What will impress me is if the forecast system(s) in the coming week can actually deliver a lot of moisture again to the Southwest. If that happens, there is a real chance the winter finishes wetter than average in some areas. It's very rare to beat both the warm and the dry signal in a La Nina out here. The Euro keeps trying. The mountainous areas had well above normal snow in the Fall, so I think my idea of 50-90% of normal snowfall for most of New Mexico and most of the Southwest is going to hold up pretty well for the cold season. Albuquerque looked like it could have some epic season for snow in October, but the systems since keep missing the airport, so they've only had 0.5 inches of snow since October. Most of the city is around 8-15 inches compared to the 5.0 or so at the airport.

Image

Also wanted to mention: The Jamstec idea of a warmer Nino 1.2/3 in Spring, with Nino 4 still very cold looks realistic to me. If you look at years that match that solution, several of them, 2001, 2008, and 2012, have a passing resemblance to the temperature profile of Jan 1-15 this year.

Image

 

Share this post


Link to post
Share on other sites

WPC is pretty optimistic for total precipitation in the Southwest over the next five days.
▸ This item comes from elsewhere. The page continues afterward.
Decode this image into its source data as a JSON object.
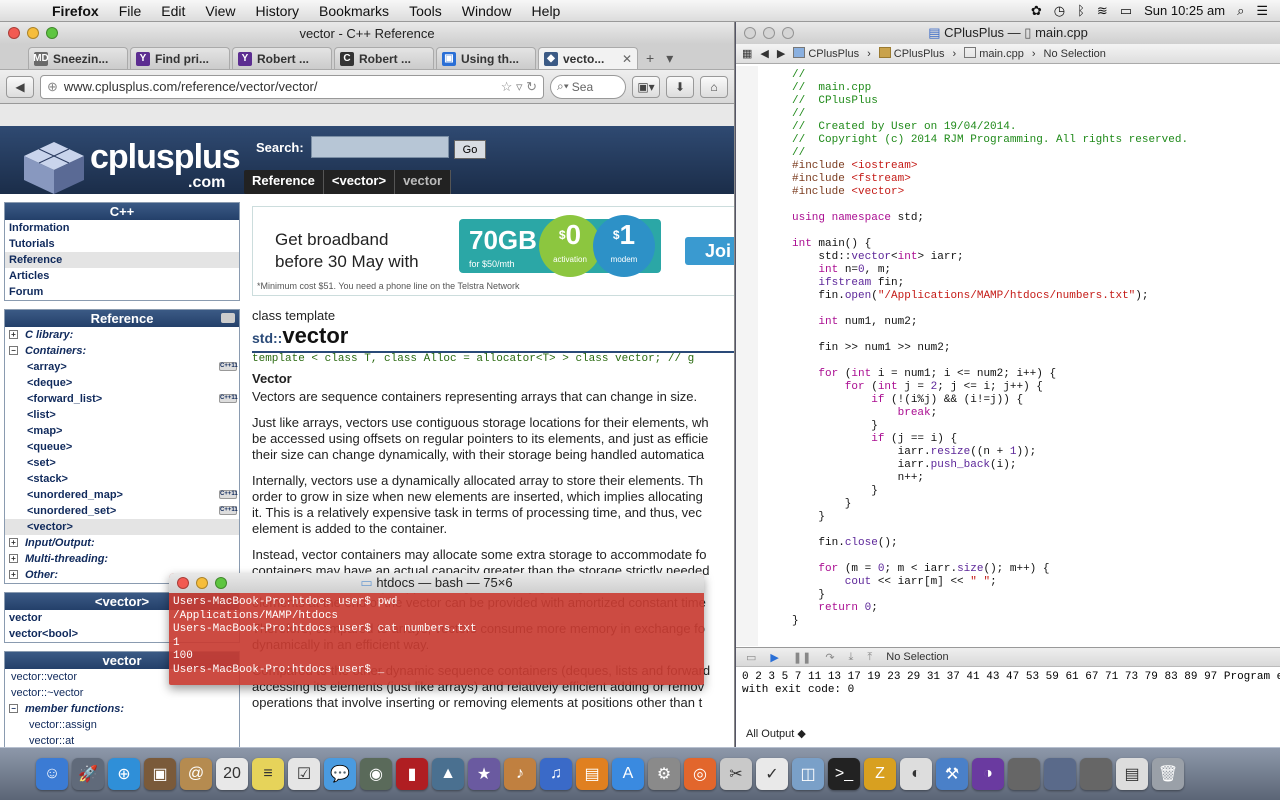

The setup isn't that different from the system around 12/10. But we'll see how it goes. Day 1-3 looks about right to me. Not sure about the day 1-5.

Image

Image

 

Share this post


Link to post
Share on other sites

December started off as a terrible match to my main analog, 2007-08, but we've really moved toward it a lot in recent weeks. Not sure how much longer that will hold. But it's definitely a solid match for early January. Main misses are south TX and kind of the OR/CA/NV border area.

Image

Share this post


Link to post
Share on other sites

Decent storm today. Still snowing in the northern areas. More possible by the end of the month. Models are kind of going crazy with precipitation by the end of the month in Arizona. Droughts do end - but it will be interesting to see how much or how little we actually see. GFS is left, Euro is right. Will check back later and see if this has any validity. Arizona has had virtually no rain or snow this January.

Image

Las Vegas, NM

Image

Red River averages 135 inches of snow a year.

Image

 

Share this post


Link to post
Share on other sites

Since we're comparing snow pictures ... I live about 20 paces left of this photo (taken a week ago, the trees have lost that snow cover from the windstorm last week, snow on ground is about the same today as then after a bit of a thaw and a bit more falling) -- this is a normal look for here in mid-January. 

 

20210104_144845.thumb.jpg.b89159f7953b19ff10ca315da8ba0c79.jpg

Share this post


Link to post
Share on other sites

I never really answered what you asked above. Our cold in the West is just inversions and moisture less lows with cold center passing through. I've had like six closed lows pass over me since mid-December and it still hasn't rained officially, or snowed officially at the airport here, even as a lot of the state has seen decent moisture overall. Some places seem to have legitimately picked up 0.5" or more with the storm today and yesterday.

Early on, December was a terrible match to 2007. But after 12/10 or 12/15 the pattern became similar. You can see a lot of the US is within one color in 2020-21 v. 2007-08, i.e. within two degrees. I had other analogs to warm up the Northeast & West from 2007-08, so we've actually been moving toward my blend. January 2008 is actually very cold late in the South, and it doesn't look too cold this year, so that will move my blend closer to observations since I've been running too warm in the South so far.. 

Image

Share this post


Link to post
Share on other sites

Join the conversation

You can post now and register later. If you have an account, sign in now to post with your account.

Guest
Reply to this topic...

×   Pasted as rich text.   Paste as plain text instead

  Only 75 emoji are allowed.

×   Your link has been automatically embedded.   Display as a link instead

×   Your previous content has been restored.   Clear editor

×   You cannot paste images directly. Upload or insert images from URL.

Loading...

  • Recently Browsing   0 members

    No registered users viewing this page.